[Data records for software interfaces]
··········
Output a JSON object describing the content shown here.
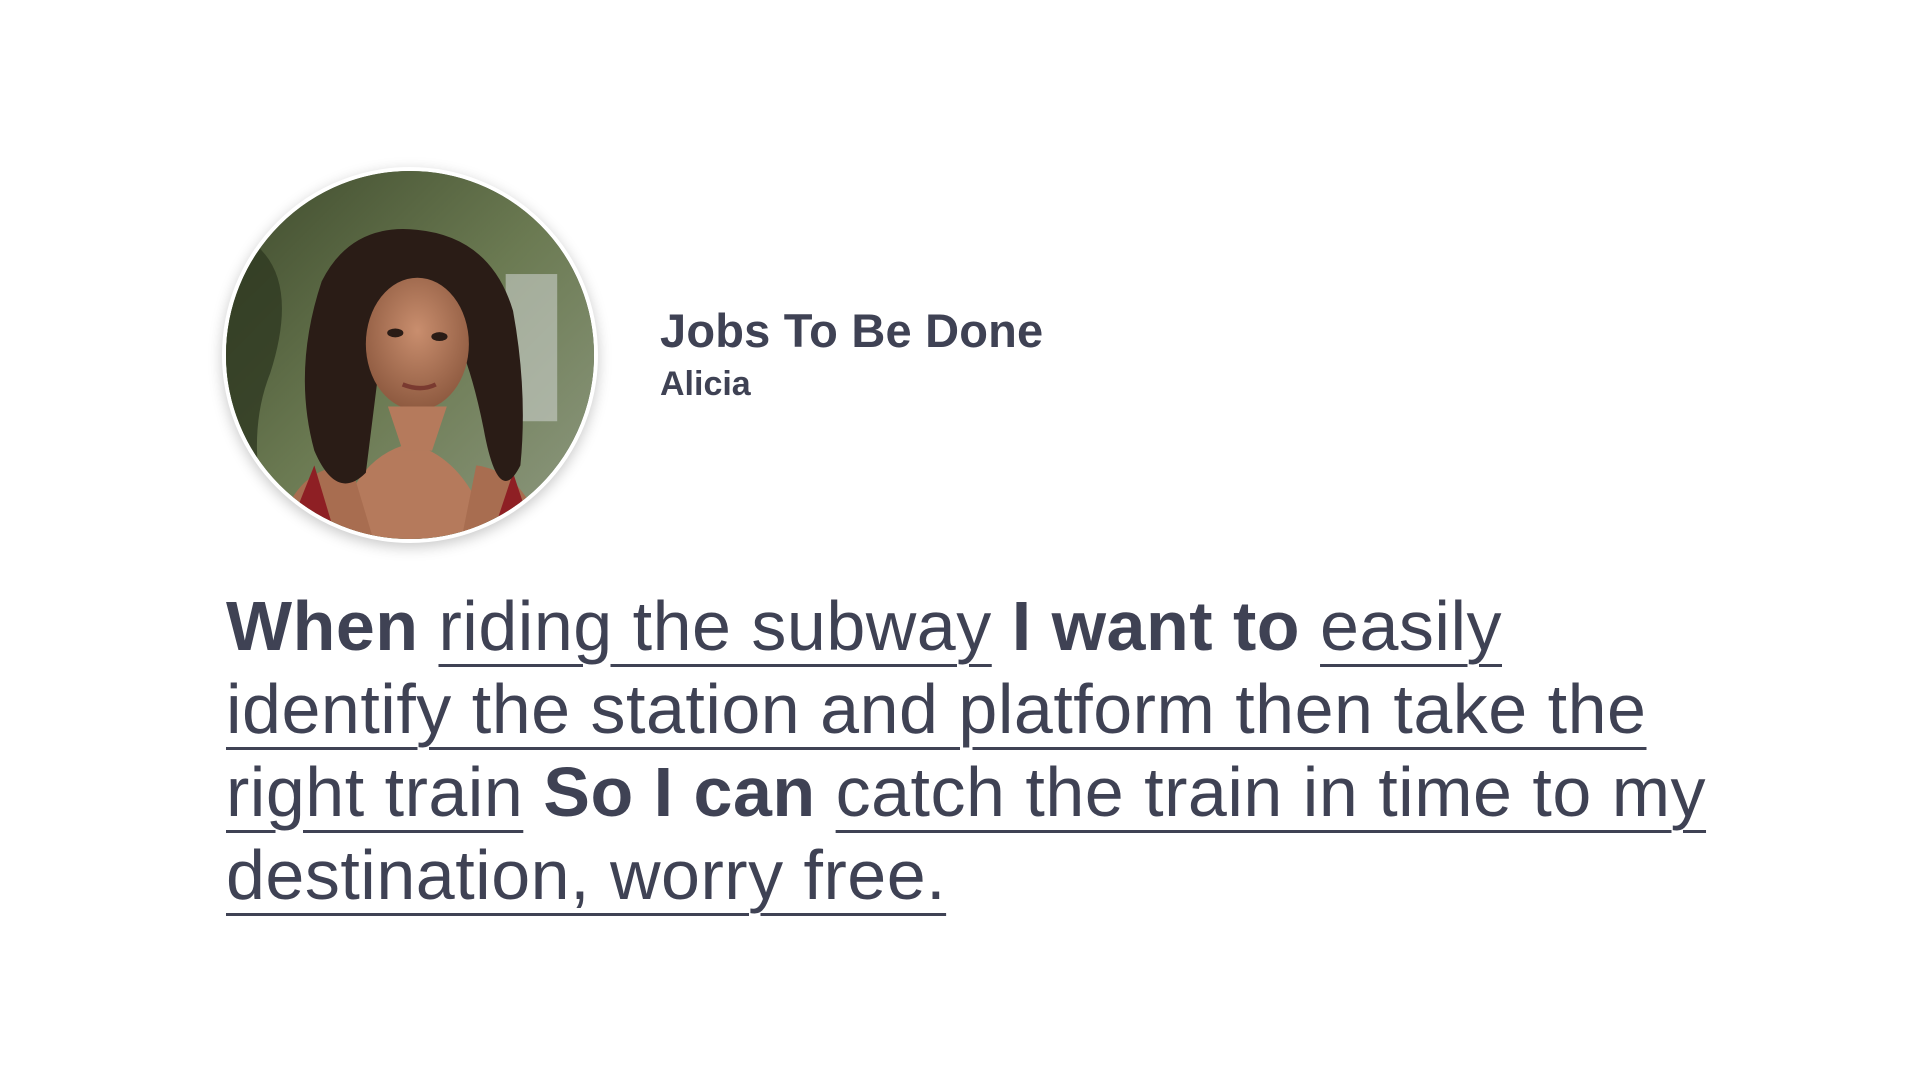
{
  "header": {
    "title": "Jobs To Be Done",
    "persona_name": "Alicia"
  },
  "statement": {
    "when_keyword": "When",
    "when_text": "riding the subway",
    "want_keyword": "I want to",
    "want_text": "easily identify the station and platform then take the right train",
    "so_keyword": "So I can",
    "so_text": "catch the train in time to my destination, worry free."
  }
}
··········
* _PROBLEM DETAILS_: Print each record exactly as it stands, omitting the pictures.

* _ANSWER SPACE_:
Output a JSON object describing the content shown here.
{
  "header": {
    "title": "Jobs To Be Done",
    "persona_name": "Alicia"
  },
  "statement": {
    "when_keyword": "When",
    "when_text": "riding the subway",
    "want_keyword": "I want to",
    "want_text": "easily identify the station and platform then take the right train",
    "so_keyword": "So I can",
    "so_text": "catch the train in time to my destination, worry free."
  }
}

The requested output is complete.